>> to be able to see this stuff.
>How does a competitor get through the authentication? They steal a
>password? If they can do that, why can't they steal a password to your
>VPN or your webserver?
Because those documents are not on the web. Period. The RFP (request) may be
and often is, but not the response. See the difference? Different
policies govern different document types.
>> ... That is why contracts for proposal responses include language
>> about the public dissemination of the documents submitted.
>Highly secret documents can be "on the web". If you don't have the
>password you don't get the document. Putting it behind six layers of RPC
>adds no security. It boils down to: if you don't have the password you

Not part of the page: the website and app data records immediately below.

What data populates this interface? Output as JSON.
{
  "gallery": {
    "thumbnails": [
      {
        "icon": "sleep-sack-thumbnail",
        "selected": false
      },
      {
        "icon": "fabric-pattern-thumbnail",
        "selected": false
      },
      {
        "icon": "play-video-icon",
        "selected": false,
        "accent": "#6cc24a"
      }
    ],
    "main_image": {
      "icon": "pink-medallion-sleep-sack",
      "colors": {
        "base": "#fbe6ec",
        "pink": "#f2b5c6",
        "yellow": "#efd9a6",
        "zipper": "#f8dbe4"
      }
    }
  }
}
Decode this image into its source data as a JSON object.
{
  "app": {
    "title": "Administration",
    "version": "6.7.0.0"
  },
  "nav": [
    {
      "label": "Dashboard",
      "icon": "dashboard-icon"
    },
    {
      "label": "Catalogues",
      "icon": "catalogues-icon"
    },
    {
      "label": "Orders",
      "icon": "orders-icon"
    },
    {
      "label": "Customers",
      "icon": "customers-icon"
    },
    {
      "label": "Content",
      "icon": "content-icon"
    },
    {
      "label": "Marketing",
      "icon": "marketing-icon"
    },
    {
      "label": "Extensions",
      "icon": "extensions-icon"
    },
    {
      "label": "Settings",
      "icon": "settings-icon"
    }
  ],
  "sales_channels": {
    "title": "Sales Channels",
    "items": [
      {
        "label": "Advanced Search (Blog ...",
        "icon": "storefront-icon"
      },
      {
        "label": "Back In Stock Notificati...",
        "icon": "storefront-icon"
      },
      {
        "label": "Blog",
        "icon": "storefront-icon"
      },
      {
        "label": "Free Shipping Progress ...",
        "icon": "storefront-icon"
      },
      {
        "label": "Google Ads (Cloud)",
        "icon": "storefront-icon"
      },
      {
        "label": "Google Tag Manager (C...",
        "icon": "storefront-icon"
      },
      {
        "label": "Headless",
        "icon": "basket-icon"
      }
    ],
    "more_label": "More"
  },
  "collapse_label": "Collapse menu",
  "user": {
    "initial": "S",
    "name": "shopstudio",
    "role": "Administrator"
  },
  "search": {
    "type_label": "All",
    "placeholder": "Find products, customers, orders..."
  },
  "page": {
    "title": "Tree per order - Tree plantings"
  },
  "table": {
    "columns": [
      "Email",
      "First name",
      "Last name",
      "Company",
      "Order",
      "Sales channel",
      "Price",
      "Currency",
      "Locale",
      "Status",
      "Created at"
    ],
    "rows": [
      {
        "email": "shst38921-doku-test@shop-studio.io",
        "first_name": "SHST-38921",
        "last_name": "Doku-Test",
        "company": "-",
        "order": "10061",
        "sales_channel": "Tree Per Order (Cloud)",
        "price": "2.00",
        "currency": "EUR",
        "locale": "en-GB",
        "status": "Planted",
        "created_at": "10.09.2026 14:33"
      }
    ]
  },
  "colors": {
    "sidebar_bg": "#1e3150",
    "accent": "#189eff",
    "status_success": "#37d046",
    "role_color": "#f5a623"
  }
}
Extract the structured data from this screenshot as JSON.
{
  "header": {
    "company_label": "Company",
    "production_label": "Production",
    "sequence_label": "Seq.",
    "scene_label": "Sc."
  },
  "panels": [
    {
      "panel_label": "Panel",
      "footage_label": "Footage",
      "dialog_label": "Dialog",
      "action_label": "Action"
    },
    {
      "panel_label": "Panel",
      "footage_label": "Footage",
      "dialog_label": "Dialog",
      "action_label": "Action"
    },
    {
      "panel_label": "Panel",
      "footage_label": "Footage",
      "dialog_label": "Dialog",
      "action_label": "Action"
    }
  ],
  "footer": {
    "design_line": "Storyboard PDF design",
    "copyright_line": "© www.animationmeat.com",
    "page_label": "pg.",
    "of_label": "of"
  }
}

>don't get the document. (where password is broadly interpreted as
>password, capability, private key, etc.)
Highly secret documents on the web are owned by idiots. Most of the
time, one avoids doing business with idiots. When unavoidable, one

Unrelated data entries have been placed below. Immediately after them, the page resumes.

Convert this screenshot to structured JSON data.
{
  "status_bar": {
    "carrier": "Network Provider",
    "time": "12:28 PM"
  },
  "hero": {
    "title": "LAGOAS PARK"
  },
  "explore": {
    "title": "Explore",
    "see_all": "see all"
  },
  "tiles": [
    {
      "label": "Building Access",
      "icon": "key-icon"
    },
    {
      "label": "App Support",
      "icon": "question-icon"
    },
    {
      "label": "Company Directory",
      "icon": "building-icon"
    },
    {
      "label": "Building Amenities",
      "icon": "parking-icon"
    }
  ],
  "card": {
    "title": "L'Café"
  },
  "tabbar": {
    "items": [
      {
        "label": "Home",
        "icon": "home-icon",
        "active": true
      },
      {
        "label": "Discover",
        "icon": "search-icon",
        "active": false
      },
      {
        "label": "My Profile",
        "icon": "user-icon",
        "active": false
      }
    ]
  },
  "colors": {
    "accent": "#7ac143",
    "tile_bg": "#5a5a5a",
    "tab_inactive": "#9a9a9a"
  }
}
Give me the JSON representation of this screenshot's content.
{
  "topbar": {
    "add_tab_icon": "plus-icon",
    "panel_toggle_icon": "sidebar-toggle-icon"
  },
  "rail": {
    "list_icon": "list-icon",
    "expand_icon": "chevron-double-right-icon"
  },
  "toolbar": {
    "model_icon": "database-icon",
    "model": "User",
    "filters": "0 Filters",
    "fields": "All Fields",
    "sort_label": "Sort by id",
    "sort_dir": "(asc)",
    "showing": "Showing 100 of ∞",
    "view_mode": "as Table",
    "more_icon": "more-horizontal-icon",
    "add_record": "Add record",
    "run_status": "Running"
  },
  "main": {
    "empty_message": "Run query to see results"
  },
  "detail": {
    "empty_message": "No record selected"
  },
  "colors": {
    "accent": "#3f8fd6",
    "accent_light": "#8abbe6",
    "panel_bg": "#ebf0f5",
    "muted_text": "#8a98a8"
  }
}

limits exposure through contract language and remediation. As Orchard
points out, contracting in automagic form would be very difficult. My
guess at this time is that the toolkit provider will provide a means

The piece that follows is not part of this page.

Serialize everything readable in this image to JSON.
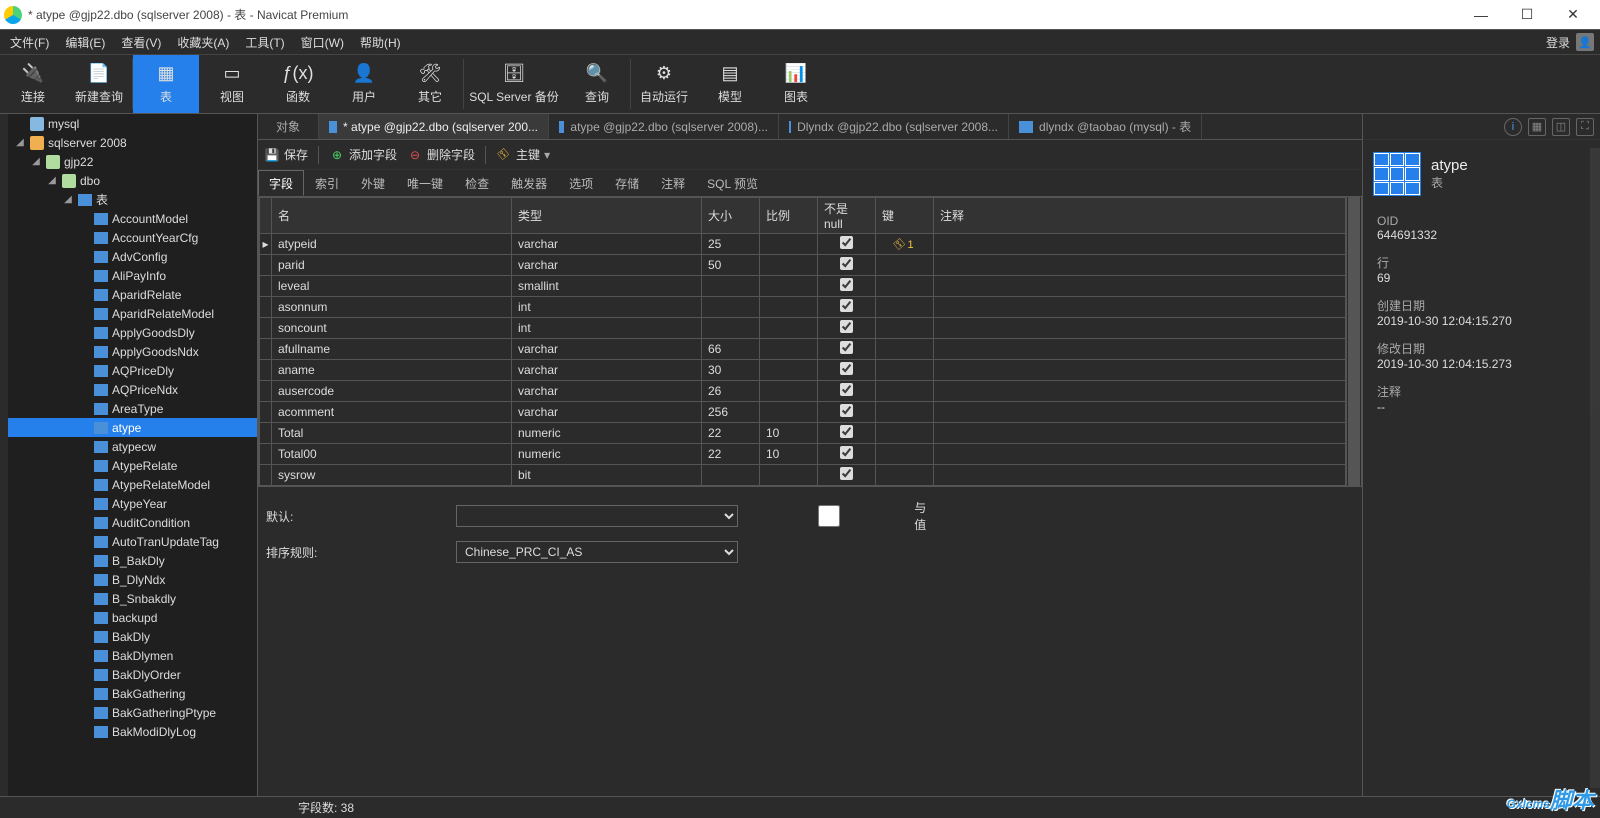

to add web service interfaces to the toolkit post negotiation. Then
an authentication process takes over. The trick is reselling that
interface in products. Who is the buyer and who makes the deal?
I don't know. I could speculate that it will be based on the same
kind of contracts that VARs use or something similar.
>You're building this wonderful system based on the software you get on
>MSDN CDs. And you trust it to maintain your security more than you do
Spy Vs Spy. Trust No One.
>If the secret to security is "business professionals using requirements
>derived from contracts derived from proposals" then I guess we'll soon
>see an end to all of the hacking going around. All they need is a few
>more dollars on business professionals and requirements, right? That's
>enough to stop Microsoft from having any more massive holes in their
>operating system. That'll stop IBM's 4758 cryptographic co-processor
>from being hacked next time. It will prevent security leaks at the
>Japanese State Agency and major computer theft at Barclay's bank?
I agree with you. See above. One has to be somewhat dazed to expose
their assets like that. Anyway, this isn't about an attack on MS.
I think they are aware of their problems. Gates has been beating
it into their heads. But the Net itself was never really designed
for secure communications. That is why the In the Know guys use
Intellink. We've had to dupe the public to use "The Web" and
they are only now waking up to the depth of that duplicity.
>Security is a discipline.
Yes. I've worked in worlds that know that. They build emission
proof vaults, etc. Part of the education of the public that will
come as a shock to some is just how much of their privacy is now
a historical oddity. Guess who made that easier to dispose of?
We did. With The Web. And a rigged vote in Florida that put
folks in charge with a very loose sense of patriotism.
>Len, I have no idea what you are talking about. URLs can be used
>stupidly. Yes. So? Nobody said that you should turn off access controls.
>At some level your business documents have to interface with the Web.
No they don't. That's the point. And when they do, we will make sure
that only low criticality items move back and forth. Part of the discipline
of security is that an asset has a security class and all operations on
it are made in the context of that class. Choose wisely.
>They flow to your business partners over HTTP. The only question is
>whether you take advantage of that and use the Web to secure them or
>just stack security flaws in SOAP implementations on top of whatever
>security flaws there may be in HTTP implementations.
They also go FedEx. One can always hijack a truck or an airliner,
but most business deals aren't worth that. The more difficult
problem is exposing safety security systems. The web is slightly
better than using the radio. Scanners are a petty criminal's
best friend. It takes a bit more knowledge to scan the web.
But not much. Like the scanner, companies sell you the
technology shrinkwrapped and ready to use.
And IBM claims this is a new utility? Not without regulators.
So, what do you think is coming next?